Exercise material:
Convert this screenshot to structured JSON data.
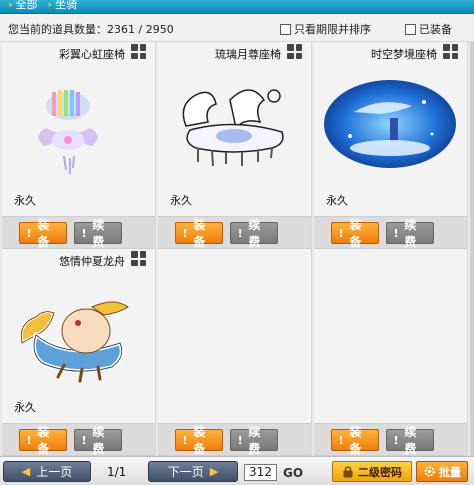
{
  "breadcrumb": {
    "item1": "全部",
    "item2": "坐骑"
  },
  "info": {
    "count_label": "您当前的道具数量：2361 / 2950",
    "filter_label": "只看期限并排序",
    "equipped_label": "已装备"
  },
  "items": [
    {
      "name": "彩翼心虹座椅",
      "duration": "永久",
      "equip": "装备",
      "renew": "续费"
    },
    {
      "name": "琉璃月尊座椅",
      "duration": "永久",
      "equip": "装备",
      "renew": "续费"
    },
    {
      "name": "时空梦境座椅",
      "duration": "永久",
      "equip": "装备",
      "renew": "续费"
    },
    {
      "name": "悠情仲夏龙舟",
      "duration": "永久",
      "equip": "装备",
      "renew": "续费"
    },
    {
      "name": "",
      "duration": "",
      "equip": "装备",
      "renew": "续费"
    },
    {
      "name": "",
      "duration": "",
      "equip": "装备",
      "renew": "续费"
    }
  ],
  "pagination": {
    "prev": "上一页",
    "page_info": "1/1",
    "next": "下一页",
    "page_input": "312",
    "go": "GO"
  },
  "actions": {
    "password": "二级密码",
    "batch": "批量"
  }
}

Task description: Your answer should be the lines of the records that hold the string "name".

Written response:
      "name": "彩翼心虹座椅",
      "name": "琉璃月尊座椅",
      "name": "时空梦境座椅",
      "name": "悠情仲夏龙舟",
      "name": "",
      "name": "",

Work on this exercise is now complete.